Records provided:
_ _ _
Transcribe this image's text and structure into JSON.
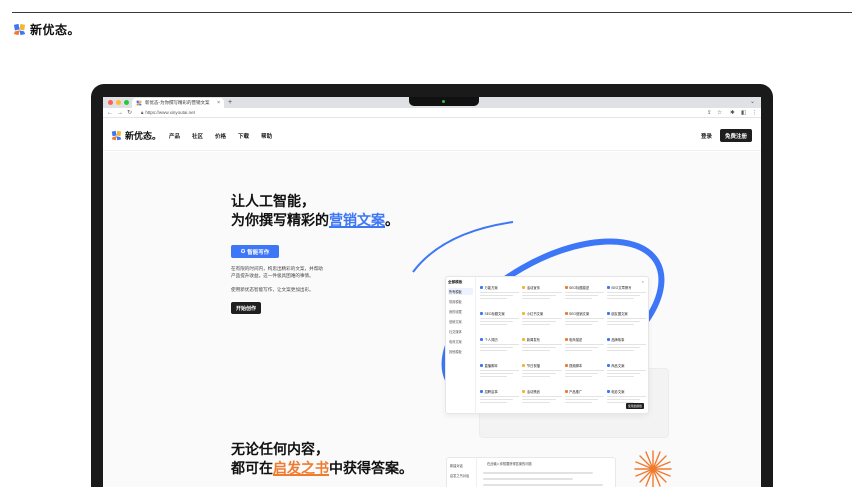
{
  "brand": {
    "name": "新优态。",
    "colors": {
      "blue": "#3d76f6",
      "orange": "#f07a2e",
      "dark": "#1e1e1e"
    }
  },
  "browser": {
    "tab_title": "新优态-为你撰写精彩的营销文案",
    "tab_close": "×",
    "new_tab": "+",
    "url": "https://www.xinyoutai.net",
    "nav_icons": [
      "back-arrow-icon",
      "forward-arrow-icon",
      "reload-icon"
    ]
  },
  "site": {
    "menu": [
      "产品",
      "社区",
      "价格",
      "下载",
      "帮助"
    ],
    "login": "登录",
    "signup": "免费注册"
  },
  "hero": {
    "headline_line1": "让人工智能，",
    "headline_line2_prefix": "为你撰写精彩的",
    "headline_highlight": "营销文案",
    "headline_suffix": "。",
    "ai_button": "智能写作",
    "desc_line1": "在有限的时间内，构思出精彩的文案，并帮助",
    "desc_line2": "产品提升收益。这一件极具困难的事情。",
    "desc_line3": "使用新优态智能写作，让文案更加出彩。",
    "start_button": "开始创作"
  },
  "modal": {
    "title": "全部模板",
    "close": "×",
    "side_items": [
      "所有模板",
      "常用模板",
      "我的收藏",
      "营销文案",
      "社交媒体",
      "电商文案",
      "其他模板"
    ],
    "cells": [
      "万能方案",
      "活动宣传",
      "SEO标题描述",
      "SEO文章撰写",
      "SEO标题文案",
      "小红书文案",
      "SEO营销文案",
      "朋友圈文案",
      "个人简历",
      "新闻发布",
      "电商描述",
      "品牌故事",
      "直播脚本",
      "节日祝福",
      "视频脚本",
      "商品文案",
      "招聘启事",
      "活动策划",
      "产品推广",
      "电影文案"
    ],
    "button": "使用此模板"
  },
  "section2": {
    "headline_line1": "无论任何内容，",
    "headline_line2_prefix": "都可在",
    "headline_highlight": "启发之书",
    "headline_suffix": "中获得答案。",
    "preview_side": [
      "新建对话",
      "启发之书对话"
    ],
    "preview_text": "在此输入你想要获得答案的问题"
  }
}
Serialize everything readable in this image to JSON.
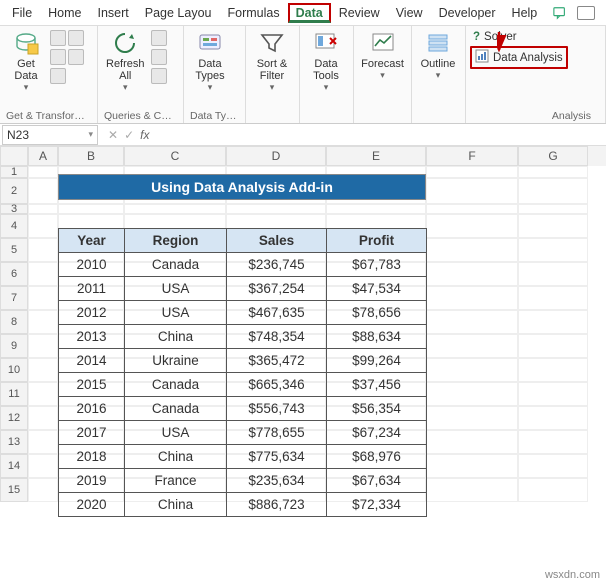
{
  "tabs": {
    "file": "File",
    "home": "Home",
    "insert": "Insert",
    "page_layout": "Page Layou",
    "formulas": "Formulas",
    "data": "Data",
    "review": "Review",
    "view": "View",
    "developer": "Developer",
    "help": "Help"
  },
  "ribbon": {
    "get_data": "Get\nData",
    "refresh_all": "Refresh\nAll",
    "data_types": "Data\nTypes",
    "sort_filter": "Sort &\nFilter",
    "data_tools": "Data\nTools",
    "forecast": "Forecast",
    "outline": "Outline",
    "solver": "Solver",
    "data_analysis": "Data Analysis",
    "groups": {
      "get_transform": "Get & Transform…",
      "queries": "Queries & Co…",
      "data_types": "Data Types",
      "analysis": "Analysis"
    }
  },
  "namebox": "N23",
  "formula": "",
  "columns": [
    "A",
    "B",
    "C",
    "D",
    "E",
    "F",
    "G"
  ],
  "row_heights": {
    "r1": 12,
    "r2": 26,
    "r3": 10,
    "r4_plus": 24
  },
  "banner": "Using Data Analysis Add-in",
  "table": {
    "headers": [
      "Year",
      "Region",
      "Sales",
      "Profit"
    ],
    "rows": [
      [
        "2010",
        "Canada",
        "$236,745",
        "$67,783"
      ],
      [
        "2011",
        "USA",
        "$367,254",
        "$47,534"
      ],
      [
        "2012",
        "USA",
        "$467,635",
        "$78,656"
      ],
      [
        "2013",
        "China",
        "$748,354",
        "$88,634"
      ],
      [
        "2014",
        "Ukraine",
        "$365,472",
        "$99,264"
      ],
      [
        "2015",
        "Canada",
        "$665,346",
        "$37,456"
      ],
      [
        "2016",
        "Canada",
        "$556,743",
        "$56,354"
      ],
      [
        "2017",
        "USA",
        "$778,655",
        "$67,234"
      ],
      [
        "2018",
        "China",
        "$775,634",
        "$68,976"
      ],
      [
        "2019",
        "France",
        "$235,634",
        "$67,634"
      ],
      [
        "2020",
        "China",
        "$886,723",
        "$72,334"
      ]
    ]
  },
  "watermark": "wsxdn.com"
}
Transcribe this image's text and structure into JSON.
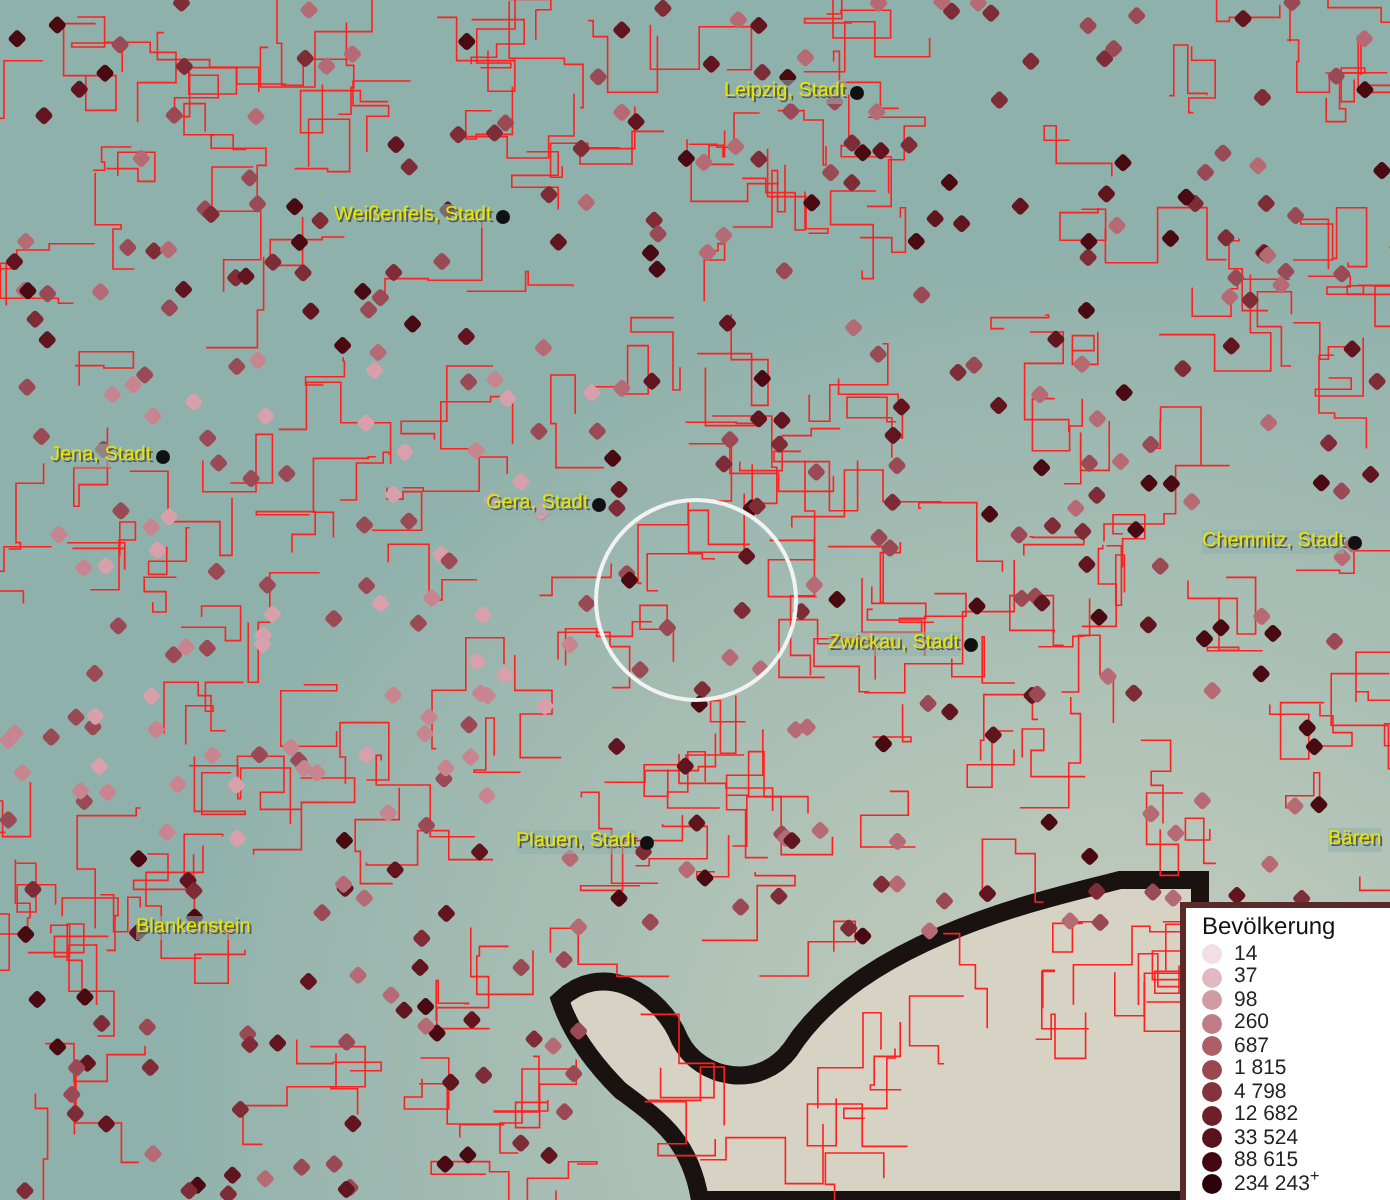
{
  "map": {
    "places": [
      {
        "name": "Leipzig, Stadt",
        "kind": "city"
      },
      {
        "name": "Weißenfels, Stadt",
        "kind": "city"
      },
      {
        "name": "Jena, Stadt",
        "kind": "city"
      },
      {
        "name": "Gera, Stadt",
        "kind": "city"
      },
      {
        "name": "Chemnitz, Stadt",
        "kind": "city"
      },
      {
        "name": "Zwickau, Stadt",
        "kind": "city"
      },
      {
        "name": "Plauen, Stadt",
        "kind": "city"
      },
      {
        "name": "Blankenstein",
        "kind": "town"
      },
      {
        "name": "Bären",
        "kind": "town"
      }
    ]
  },
  "legend": {
    "title": "Bevölkerung",
    "items": [
      {
        "label": "14",
        "color": "#f3dde6"
      },
      {
        "label": "37",
        "color": "#e2b9c2"
      },
      {
        "label": "98",
        "color": "#d09aa2"
      },
      {
        "label": "260",
        "color": "#bf7c84"
      },
      {
        "label": "687",
        "color": "#ad5f67"
      },
      {
        "label": "1 815",
        "color": "#994850"
      },
      {
        "label": "4 798",
        "color": "#84333c"
      },
      {
        "label": "12 682",
        "color": "#6e2029"
      },
      {
        "label": "33 524",
        "color": "#58121b"
      },
      {
        "label": "88 615",
        "color": "#420811"
      },
      {
        "label": "234 243$^{+}$",
        "color": "#2c0308"
      }
    ]
  }
}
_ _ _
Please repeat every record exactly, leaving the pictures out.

Transcribe this image's text and structure into JSON.
{
  "brand": {
    "name": "新优态。",
    "colors": {
      "blue": "#3d76f6",
      "orange": "#f07a2e",
      "dark": "#1e1e1e"
    }
  },
  "browser": {
    "tab_title": "新优态-为你撰写精彩的营销文案",
    "tab_close": "×",
    "new_tab": "+",
    "url": "https://www.xinyoutai.net",
    "nav_icons": [
      "back-arrow-icon",
      "forward-arrow-icon",
      "reload-icon"
    ]
  },
  "site": {
    "menu": [
      "产品",
      "社区",
      "价格",
      "下载",
      "帮助"
    ],
    "login": "登录",
    "signup": "免费注册"
  },
  "hero": {
    "headline_line1": "让人工智能，",
    "headline_line2_prefix": "为你撰写精彩的",
    "headline_highlight": "营销文案",
    "headline_suffix": "。",
    "ai_button": "智能写作",
    "desc_line1": "在有限的时间内，构思出精彩的文案，并帮助",
    "desc_line2": "产品提升收益。这一件极具困难的事情。",
    "desc_line3": "使用新优态智能写作，让文案更加出彩。",
    "start_button": "开始创作"
  },
  "modal": {
    "title": "全部模板",
    "close": "×",
    "side_items": [
      "所有模板",
      "常用模板",
      "我的收藏",
      "营销文案",
      "社交媒体",
      "电商文案",
      "其他模板"
    ],
    "cells": [
      "万能方案",
      "活动宣传",
      "SEO标题描述",
      "SEO文章撰写",
      "SEO标题文案",
      "小红书文案",
      "SEO营销文案",
      "朋友圈文案",
      "个人简历",
      "新闻发布",
      "电商描述",
      "品牌故事",
      "直播脚本",
      "节日祝福",
      "视频脚本",
      "商品文案",
      "招聘启事",
      "活动策划",
      "产品推广",
      "电影文案"
    ],
    "button": "使用此模板"
  },
  "section2": {
    "headline_line1": "无论任何内容，",
    "headline_line2_prefix": "都可在",
    "headline_highlight": "启发之书",
    "headline_suffix": "中获得答案。",
    "preview_side": [
      "新建对话",
      "启发之书对话"
    ],
    "preview_text": "在此输入你想要获得答案的问题"
  }
}
Serialize everything readable in this image to JSON.
{
  "tabs": {
    "file": "File",
    "home": "Home",
    "insert": "Insert",
    "page_layout": "Page Layou",
    "formulas": "Formulas",
    "data": "Data",
    "review": "Review",
    "view": "View",
    "developer": "Developer",
    "help": "Help"
  },
  "ribbon": {
    "get_data": "Get\nData",
    "refresh_all": "Refresh\nAll",
    "data_types": "Data\nTypes",
    "sort_filter": "Sort &\nFilter",
    "data_tools": "Data\nTools",
    "forecast": "Forecast",
    "outline": "Outline",
    "solver": "Solver",
    "data_analysis": "Data Analysis",
    "groups": {
      "get_transform": "Get & Transform…",
      "queries": "Queries & Co…",
      "data_types": "Data Types",
      "analysis": "Analysis"
    }
  },
  "namebox": "N23",
  "formula": "",
  "columns": [
    "A",
    "B",
    "C",
    "D",
    "E",
    "F",
    "G"
  ],
  "row_heights": {
    "r1": 12,
    "r2": 26,
    "r3": 10,
    "r4_plus": 24
  },
  "banner": "Using Data Analysis Add-in",
  "table": {
    "headers": [
      "Year",
      "Region",
      "Sales",
      "Profit"
    ],
    "rows": [
      [
        "2010",
        "Canada",
        "$236,745",
        "$67,783"
      ],
      [
        "2011",
        "USA",
        "$367,254",
        "$47,534"
      ],
      [
        "2012",
        "USA",
        "$467,635",
        "$78,656"
      ],
      [
        "2013",
        "China",
        "$748,354",
        "$88,634"
      ],
      [
        "2014",
        "Ukraine",
        "$365,472",
        "$99,264"
      ],
      [
        "2015",
        "Canada",
        "$665,346",
        "$37,456"
      ],
      [
        "2016",
        "Canada",
        "$556,743",
        "$56,354"
      ],
      [
        "2017",
        "USA",
        "$778,655",
        "$67,234"
      ],
      [
        "2018",
        "China",
        "$775,634",
        "$68,976"
      ],
      [
        "2019",
        "France",
        "$235,634",
        "$67,634"
      ],
      [
        "2020",
        "China",
        "$886,723",
        "$72,334"
      ]
    ]
  },
  "watermark": "wsxdn.com"
}
Transcribe this image's text and structure into JSON.
{
  "map": {
    "places": [
      {
        "name": "Leipzig, Stadt",
        "kind": "city"
      },
      {
        "name": "Weißenfels, Stadt",
        "kind": "city"
      },
      {
        "name": "Jena, Stadt",
        "kind": "city"
      },
      {
        "name": "Gera, Stadt",
        "kind": "city"
      },
      {
        "name": "Chemnitz, Stadt",
        "kind": "city"
      },
      {
        "name": "Zwickau, Stadt",
        "kind": "city"
      },
      {
        "name": "Plauen, Stadt",
        "kind": "city"
      },
      {
        "name": "Blankenstein",
        "kind": "town"
      },
      {
        "name": "Bären",
        "kind": "town"
      }
    ]
  },
  "legend": {
    "title": "Bevölkerung",
    "items": [
      {
        "label": "14",
        "color": "#f3dde6"
      },
      {
        "label": "37",
        "color": "#e2b9c2"
      },
      {
        "label": "98",
        "color": "#d09aa2"
      },
      {
        "label": "260",
        "color": "#bf7c84"
      },
      {
        "label": "687",
        "color": "#ad5f67"
      },
      {
        "label": "1 815",
        "color": "#994850"
      },
      {
        "label": "4 798",
        "color": "#84333c"
      },
      {
        "label": "12 682",
        "color": "#6e2029"
      },
      {
        "label": "33 524",
        "color": "#58121b"
      },
      {
        "label": "88 615",
        "color": "#420811"
      },
      {
        "label": "234 243$^{+}$",
        "color": "#2c0308"
      }
    ]
  }
}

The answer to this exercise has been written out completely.